== Records to use ==
.....

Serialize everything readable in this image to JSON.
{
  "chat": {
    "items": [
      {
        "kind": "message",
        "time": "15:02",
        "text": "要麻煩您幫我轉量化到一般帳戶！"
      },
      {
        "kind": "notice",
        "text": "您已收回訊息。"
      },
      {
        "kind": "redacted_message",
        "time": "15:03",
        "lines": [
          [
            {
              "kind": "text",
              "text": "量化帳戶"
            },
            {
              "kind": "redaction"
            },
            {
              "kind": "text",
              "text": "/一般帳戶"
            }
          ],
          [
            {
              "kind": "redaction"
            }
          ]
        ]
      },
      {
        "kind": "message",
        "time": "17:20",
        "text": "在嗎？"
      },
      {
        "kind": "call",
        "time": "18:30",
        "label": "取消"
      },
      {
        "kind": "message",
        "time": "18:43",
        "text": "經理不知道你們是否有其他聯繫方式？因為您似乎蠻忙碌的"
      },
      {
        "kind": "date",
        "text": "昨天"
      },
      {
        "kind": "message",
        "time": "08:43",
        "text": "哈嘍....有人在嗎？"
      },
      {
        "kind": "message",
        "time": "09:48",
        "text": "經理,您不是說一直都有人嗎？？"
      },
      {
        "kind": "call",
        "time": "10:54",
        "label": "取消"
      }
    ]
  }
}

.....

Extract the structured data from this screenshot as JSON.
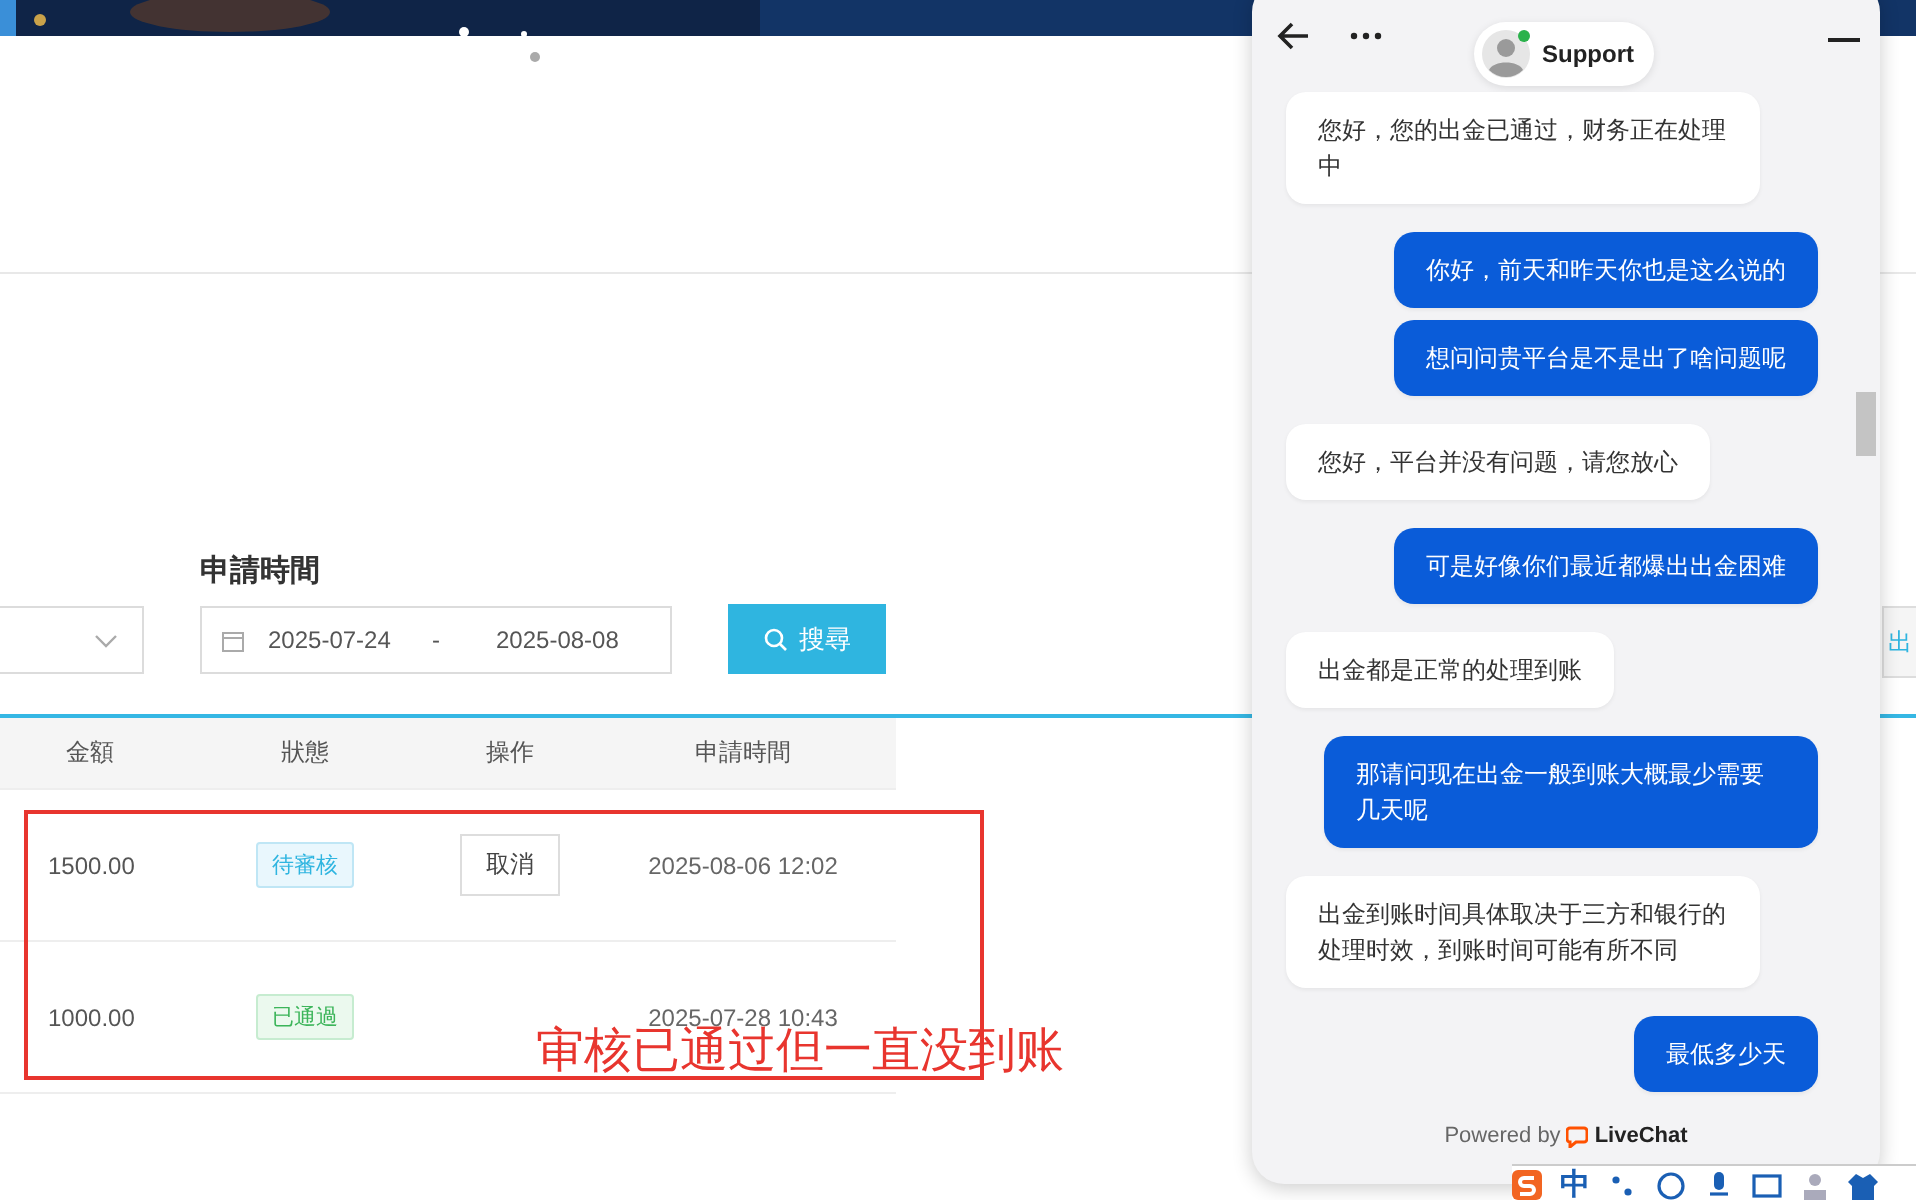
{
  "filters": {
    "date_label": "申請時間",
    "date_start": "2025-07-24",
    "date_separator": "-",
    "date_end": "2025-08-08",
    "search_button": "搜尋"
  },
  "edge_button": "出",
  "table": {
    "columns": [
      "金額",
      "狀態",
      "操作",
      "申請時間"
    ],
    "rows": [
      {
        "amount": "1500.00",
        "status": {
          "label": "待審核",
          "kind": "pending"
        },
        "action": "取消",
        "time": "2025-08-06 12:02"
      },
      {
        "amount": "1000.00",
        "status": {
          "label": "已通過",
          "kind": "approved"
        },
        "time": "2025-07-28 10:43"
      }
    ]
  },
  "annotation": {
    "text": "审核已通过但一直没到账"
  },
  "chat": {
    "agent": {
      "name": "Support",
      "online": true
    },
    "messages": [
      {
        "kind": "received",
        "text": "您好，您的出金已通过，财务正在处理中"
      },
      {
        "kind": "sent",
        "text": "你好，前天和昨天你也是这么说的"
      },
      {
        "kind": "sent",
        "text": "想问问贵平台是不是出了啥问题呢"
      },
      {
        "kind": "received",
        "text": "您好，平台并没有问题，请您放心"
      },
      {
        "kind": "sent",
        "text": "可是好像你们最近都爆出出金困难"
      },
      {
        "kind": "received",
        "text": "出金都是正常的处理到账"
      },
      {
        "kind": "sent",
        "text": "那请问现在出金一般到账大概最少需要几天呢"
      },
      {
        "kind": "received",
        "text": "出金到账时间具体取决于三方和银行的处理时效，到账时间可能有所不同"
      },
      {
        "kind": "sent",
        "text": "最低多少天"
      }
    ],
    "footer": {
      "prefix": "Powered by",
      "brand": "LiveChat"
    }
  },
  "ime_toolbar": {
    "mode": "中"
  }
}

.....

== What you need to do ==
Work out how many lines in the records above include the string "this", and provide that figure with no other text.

== Solved problem ==
2